Carefully screen your sources of information (books, television, and magazines). The term “nutritionist” can be used by anyone; in fact, nutritionists are not required to have a license. Look at the credentials and education of the person giving advice about nutrition. They should be a registered dietician (R.D.), physician (M.D.), or Ph.D., with a strong knowledge in nutrition.
Be wary of claims in “health food” stores. The term “natural” has no official meaning and is often used loosely. Foods needed for a healthy balanced diet can be bought at most grocery stores.
Watch for food claims that sound “too good to be true.” These claims are often used to sell a quick weight loss diet or make false promises to prevent or cure diseases. Beware of diets that include eating a lot of one type of food which can leave out many essential nutrients.
Guidelines For Eating In Restaurants and Fast Food Meals
Dining out doesn’t have to mean eating meals high in fat, sodium, or sugar. The following guidelines can help you make healthy choices the next time you eat out. Many fast food restaurants offer nutrition guides for their foods. Look at the nutrition guides before you order, and choose the healthier meals.
Choose grilled or baked poultry, fish, or vegetarian dishes instead of fried foods or fatty red meats.
Choose baked potatoes or steamed rice instead of french fries or deep-fried side dishes.
Choose low-fat or fat-free salad dressing.
Avoid foods with a mayonnaise base such as potato salad and tuna salad.
Avoid cream based sauces, “special” sauces, and high fat cheeses.
Choose mostly vegetables and fresh fruits from the salad bar.
Eat plenty of nutritious food during the meal and avoid desserts. Desserts are often high in fat, cholesterol and sugar.
Drink water or fruit juice instead of drinks with caffeine and sodium.
When you eat fast food, choose a leafy salad, grilled chicken sandwich, or plain baked potato.
Is A Vegetarian Diet For You?
There are four basic vegetarian diets. All four rely on vegetables as their main food group.
Lacto-ovo-vegetarians also eat dairy products and eggs.
Lacto-vegetarians also eat dairy products, but not eggs.
Ovo-vegetarians also eat eggs but not dairy products.
Vegans avoid all foods made from animal sources.
As with many diets, there are advantages and disadvantages to being a vegetarian. Vegetarian diets are low in fat and high in fiber. Health statistics show lower rates of heart disease, obesity, colon cancer, lung cancer, breast cancer, hypertension, and
osteoporosis in vegetarians. The disadvantage is that vegetarian diets may not give enough protein if vegetable sources of protein are omitted (nuts, dried beans, lentils). Leaving meat, fish, and dairy products out of a diet also leaves out the valuable nutrients found in these foods. Therefore, if you chose a vegetarian diet, be sure to include foods that provide protein and plenty of green leafy vegetables for calcium.

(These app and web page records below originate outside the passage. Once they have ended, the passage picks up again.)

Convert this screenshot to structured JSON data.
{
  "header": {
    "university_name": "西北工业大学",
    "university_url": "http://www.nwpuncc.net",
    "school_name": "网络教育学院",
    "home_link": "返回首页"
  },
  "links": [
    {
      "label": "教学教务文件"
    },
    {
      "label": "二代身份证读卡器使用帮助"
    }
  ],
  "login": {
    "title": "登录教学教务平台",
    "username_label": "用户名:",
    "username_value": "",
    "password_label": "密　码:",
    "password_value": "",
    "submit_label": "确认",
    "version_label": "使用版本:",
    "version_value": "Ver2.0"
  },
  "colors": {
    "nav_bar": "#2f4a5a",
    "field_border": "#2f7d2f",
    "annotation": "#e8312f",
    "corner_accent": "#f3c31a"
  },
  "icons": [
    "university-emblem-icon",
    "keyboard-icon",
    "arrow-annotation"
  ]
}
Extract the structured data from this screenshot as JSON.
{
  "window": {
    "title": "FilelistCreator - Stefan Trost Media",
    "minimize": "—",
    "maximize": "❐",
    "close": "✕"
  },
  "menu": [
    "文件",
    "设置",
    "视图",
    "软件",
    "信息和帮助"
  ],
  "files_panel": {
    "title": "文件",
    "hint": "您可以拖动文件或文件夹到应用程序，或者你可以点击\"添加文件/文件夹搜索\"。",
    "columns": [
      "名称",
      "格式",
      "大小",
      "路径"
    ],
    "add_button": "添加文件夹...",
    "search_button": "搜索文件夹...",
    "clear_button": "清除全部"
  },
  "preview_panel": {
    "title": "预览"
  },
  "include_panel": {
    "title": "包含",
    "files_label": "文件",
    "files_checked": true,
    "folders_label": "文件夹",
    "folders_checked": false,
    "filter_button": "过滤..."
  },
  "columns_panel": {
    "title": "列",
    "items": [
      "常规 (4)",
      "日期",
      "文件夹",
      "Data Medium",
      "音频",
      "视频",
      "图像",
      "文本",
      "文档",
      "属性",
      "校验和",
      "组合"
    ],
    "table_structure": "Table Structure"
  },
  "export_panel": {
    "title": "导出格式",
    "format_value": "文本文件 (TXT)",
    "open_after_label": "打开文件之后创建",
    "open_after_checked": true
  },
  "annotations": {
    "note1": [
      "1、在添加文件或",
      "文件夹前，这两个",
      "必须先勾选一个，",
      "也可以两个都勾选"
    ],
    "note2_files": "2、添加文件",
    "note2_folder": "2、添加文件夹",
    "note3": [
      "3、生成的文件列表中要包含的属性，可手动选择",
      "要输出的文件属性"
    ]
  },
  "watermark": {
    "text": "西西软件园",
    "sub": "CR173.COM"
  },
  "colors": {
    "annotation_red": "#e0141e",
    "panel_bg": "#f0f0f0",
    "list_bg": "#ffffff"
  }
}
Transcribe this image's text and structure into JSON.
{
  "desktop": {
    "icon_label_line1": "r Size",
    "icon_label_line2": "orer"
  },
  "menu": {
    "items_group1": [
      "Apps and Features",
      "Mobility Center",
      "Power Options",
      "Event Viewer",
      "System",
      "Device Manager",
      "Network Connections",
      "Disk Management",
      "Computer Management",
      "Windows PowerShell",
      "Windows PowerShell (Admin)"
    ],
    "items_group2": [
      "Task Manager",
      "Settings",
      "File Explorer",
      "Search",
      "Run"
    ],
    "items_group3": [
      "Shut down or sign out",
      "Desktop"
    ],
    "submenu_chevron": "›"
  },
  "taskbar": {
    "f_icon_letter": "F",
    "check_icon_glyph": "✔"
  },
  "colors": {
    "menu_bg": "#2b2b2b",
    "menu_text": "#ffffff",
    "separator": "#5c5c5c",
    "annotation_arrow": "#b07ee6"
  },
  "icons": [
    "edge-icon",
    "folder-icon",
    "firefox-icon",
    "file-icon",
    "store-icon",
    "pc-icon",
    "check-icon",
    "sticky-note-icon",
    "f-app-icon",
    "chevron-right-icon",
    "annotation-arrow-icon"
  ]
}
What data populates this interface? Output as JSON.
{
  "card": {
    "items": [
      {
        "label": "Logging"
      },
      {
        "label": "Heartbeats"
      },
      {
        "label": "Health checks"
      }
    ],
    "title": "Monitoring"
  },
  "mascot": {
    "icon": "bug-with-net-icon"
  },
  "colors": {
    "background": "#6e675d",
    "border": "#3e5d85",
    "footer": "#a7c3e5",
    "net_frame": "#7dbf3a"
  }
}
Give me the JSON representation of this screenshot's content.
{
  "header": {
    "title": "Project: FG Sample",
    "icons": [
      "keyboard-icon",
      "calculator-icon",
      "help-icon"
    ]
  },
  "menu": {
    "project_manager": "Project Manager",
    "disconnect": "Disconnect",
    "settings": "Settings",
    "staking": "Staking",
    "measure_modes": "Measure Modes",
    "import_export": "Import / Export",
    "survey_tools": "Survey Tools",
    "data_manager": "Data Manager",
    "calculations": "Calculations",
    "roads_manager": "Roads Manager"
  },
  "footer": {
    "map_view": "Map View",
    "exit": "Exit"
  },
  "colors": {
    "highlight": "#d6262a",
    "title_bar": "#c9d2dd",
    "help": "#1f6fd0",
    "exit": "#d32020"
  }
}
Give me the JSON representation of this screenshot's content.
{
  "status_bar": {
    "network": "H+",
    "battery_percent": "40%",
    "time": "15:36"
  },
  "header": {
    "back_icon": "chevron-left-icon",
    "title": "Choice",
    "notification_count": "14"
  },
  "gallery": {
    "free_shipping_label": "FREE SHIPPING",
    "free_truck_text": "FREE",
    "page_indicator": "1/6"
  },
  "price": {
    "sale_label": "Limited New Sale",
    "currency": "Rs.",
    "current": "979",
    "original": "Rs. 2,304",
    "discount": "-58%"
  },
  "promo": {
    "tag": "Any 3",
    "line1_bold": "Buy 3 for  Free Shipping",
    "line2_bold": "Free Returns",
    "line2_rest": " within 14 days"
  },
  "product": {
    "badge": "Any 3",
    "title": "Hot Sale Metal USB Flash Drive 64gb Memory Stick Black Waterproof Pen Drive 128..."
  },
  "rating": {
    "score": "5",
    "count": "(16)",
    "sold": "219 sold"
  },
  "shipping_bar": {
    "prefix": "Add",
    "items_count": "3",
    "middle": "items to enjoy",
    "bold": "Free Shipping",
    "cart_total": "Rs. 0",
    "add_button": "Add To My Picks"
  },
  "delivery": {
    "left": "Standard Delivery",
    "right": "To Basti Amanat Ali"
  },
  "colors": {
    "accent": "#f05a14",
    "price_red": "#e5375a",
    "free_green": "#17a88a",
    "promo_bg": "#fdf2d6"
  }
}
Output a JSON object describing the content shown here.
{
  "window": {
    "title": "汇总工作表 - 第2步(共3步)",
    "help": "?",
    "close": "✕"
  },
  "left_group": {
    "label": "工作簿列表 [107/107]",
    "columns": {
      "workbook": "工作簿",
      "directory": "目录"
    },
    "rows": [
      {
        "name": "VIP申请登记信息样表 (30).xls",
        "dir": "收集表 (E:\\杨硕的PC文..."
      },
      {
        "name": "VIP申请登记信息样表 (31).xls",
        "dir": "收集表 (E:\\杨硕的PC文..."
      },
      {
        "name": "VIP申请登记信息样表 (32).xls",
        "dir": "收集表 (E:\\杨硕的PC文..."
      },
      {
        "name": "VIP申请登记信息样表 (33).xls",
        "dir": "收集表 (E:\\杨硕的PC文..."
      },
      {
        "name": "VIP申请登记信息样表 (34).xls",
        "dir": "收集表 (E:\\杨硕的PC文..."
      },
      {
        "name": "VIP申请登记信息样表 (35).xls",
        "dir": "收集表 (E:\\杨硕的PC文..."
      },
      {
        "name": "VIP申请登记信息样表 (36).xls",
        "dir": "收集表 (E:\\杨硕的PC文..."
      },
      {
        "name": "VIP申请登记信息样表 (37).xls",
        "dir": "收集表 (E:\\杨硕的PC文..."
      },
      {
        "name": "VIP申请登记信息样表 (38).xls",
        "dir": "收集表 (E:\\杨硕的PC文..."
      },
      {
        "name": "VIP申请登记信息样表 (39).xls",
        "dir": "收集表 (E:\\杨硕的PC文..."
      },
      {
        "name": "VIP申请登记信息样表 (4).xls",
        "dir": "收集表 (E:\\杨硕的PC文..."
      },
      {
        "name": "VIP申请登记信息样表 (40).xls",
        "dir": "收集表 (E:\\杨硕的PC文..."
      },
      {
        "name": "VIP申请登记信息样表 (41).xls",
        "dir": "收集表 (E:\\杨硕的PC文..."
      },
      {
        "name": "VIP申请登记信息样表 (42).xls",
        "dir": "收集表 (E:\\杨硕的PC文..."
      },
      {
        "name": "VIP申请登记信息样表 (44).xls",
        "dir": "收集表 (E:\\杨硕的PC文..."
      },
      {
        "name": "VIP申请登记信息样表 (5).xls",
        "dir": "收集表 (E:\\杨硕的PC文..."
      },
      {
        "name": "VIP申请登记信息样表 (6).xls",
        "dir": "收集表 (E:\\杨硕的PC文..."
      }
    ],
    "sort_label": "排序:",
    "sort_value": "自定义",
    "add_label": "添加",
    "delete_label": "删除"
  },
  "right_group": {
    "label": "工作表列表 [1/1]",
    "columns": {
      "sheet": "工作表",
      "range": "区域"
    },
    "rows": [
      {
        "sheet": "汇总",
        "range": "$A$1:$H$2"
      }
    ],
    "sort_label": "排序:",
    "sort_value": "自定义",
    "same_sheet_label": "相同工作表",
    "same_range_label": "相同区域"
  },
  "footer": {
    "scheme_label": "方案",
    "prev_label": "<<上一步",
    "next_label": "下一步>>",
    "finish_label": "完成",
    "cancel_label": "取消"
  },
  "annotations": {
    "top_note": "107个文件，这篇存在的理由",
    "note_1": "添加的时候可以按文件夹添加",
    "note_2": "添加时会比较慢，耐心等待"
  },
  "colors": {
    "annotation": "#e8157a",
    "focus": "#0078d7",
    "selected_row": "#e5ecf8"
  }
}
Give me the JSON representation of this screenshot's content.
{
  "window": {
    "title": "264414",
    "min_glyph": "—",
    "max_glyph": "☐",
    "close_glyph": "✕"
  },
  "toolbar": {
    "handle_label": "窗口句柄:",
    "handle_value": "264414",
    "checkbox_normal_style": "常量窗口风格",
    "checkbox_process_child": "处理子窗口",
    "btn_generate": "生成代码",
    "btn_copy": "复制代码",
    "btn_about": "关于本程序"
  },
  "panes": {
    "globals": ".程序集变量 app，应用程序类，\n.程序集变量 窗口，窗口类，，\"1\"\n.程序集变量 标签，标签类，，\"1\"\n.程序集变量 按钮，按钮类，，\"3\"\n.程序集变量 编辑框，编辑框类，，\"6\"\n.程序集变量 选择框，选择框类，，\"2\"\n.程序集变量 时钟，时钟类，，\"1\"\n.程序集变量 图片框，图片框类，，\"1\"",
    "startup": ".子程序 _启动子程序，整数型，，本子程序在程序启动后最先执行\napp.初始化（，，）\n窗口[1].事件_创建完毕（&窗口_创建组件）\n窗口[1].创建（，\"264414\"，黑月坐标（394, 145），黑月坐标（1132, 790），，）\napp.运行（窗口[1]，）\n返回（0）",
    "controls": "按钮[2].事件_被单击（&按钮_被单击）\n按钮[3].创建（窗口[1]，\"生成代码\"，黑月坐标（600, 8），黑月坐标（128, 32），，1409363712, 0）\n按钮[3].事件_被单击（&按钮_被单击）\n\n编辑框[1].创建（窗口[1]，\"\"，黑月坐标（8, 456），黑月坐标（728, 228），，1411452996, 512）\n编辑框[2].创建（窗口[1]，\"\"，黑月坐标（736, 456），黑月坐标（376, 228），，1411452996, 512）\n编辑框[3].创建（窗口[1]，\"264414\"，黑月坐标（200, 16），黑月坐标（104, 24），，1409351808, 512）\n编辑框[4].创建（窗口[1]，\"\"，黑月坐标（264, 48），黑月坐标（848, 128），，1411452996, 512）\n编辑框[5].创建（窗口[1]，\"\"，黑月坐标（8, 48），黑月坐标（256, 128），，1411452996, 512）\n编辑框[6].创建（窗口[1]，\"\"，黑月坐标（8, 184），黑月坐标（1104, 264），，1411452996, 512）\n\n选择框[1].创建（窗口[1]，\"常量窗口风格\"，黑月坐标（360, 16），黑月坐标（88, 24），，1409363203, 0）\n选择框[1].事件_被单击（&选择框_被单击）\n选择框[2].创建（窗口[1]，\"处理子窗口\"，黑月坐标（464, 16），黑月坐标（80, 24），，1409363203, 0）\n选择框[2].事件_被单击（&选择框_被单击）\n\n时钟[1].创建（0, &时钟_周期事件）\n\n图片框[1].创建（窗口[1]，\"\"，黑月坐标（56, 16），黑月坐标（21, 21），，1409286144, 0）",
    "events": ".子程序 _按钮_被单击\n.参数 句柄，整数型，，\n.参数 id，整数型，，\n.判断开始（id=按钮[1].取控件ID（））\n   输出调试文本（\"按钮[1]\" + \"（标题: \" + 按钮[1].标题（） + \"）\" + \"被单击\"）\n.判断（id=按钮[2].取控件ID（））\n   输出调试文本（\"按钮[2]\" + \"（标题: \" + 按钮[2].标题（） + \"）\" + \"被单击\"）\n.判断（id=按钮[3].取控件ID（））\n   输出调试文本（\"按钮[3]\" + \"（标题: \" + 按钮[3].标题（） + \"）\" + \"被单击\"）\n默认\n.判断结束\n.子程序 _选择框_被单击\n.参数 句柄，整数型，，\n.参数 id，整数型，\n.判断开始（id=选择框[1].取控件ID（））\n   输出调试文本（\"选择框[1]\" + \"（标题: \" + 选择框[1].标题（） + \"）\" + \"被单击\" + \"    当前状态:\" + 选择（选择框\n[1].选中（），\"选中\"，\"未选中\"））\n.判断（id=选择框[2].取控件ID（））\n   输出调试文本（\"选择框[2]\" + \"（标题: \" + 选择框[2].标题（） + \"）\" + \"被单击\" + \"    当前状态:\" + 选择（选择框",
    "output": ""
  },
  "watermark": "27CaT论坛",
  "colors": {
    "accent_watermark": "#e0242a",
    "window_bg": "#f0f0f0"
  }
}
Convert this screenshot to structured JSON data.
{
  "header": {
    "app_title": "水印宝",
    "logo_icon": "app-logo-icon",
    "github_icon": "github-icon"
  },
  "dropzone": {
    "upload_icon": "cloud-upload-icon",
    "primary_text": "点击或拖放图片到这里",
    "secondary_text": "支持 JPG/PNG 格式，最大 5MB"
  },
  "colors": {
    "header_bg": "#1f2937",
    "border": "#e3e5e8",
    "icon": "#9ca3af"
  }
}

The National Cancer Institutes states, “Vitamin supplements do not provide the same health benefits as eating a variety of fruits and vegetables.” Vitamin and mineral supplements have been recommended for vegetarians, pregnant women, and people with certain health conditions, if their diets lack needed nutrients.